• To do:
A single figure is required: the number of lines in the data below that hold the word "icon".

• Input data:
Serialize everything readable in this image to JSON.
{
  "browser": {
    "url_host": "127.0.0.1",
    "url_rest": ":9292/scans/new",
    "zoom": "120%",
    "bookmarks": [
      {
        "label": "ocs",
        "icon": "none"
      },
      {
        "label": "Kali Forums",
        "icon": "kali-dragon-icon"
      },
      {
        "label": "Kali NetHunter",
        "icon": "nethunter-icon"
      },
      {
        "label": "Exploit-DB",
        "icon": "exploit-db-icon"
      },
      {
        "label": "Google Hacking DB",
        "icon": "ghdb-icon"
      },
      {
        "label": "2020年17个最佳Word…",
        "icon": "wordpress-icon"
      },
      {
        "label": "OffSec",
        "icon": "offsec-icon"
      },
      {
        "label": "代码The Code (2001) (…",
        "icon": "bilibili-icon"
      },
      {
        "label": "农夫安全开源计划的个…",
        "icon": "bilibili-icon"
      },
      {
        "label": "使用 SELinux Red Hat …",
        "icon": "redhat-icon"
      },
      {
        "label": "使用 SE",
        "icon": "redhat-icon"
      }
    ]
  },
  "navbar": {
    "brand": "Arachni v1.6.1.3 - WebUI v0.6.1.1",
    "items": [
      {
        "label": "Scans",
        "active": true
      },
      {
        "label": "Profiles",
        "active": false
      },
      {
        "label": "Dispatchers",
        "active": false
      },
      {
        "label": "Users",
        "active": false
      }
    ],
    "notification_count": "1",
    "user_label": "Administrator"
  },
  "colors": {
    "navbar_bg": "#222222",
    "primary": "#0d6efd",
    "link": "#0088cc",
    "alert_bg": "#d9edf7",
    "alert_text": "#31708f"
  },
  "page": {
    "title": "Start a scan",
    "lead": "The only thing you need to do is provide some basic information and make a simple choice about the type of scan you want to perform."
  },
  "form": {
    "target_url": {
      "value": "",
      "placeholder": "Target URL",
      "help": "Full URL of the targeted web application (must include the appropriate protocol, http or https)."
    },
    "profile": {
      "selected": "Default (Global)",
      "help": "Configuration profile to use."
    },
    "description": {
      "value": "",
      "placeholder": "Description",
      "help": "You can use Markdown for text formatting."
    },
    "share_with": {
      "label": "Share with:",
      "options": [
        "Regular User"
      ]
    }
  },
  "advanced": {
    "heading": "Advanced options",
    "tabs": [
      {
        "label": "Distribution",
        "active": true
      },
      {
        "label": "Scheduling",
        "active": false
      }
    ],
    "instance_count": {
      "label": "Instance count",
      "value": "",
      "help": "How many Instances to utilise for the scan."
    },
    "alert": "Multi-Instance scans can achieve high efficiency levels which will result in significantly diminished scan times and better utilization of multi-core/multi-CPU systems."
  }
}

• Response to the exercise:
11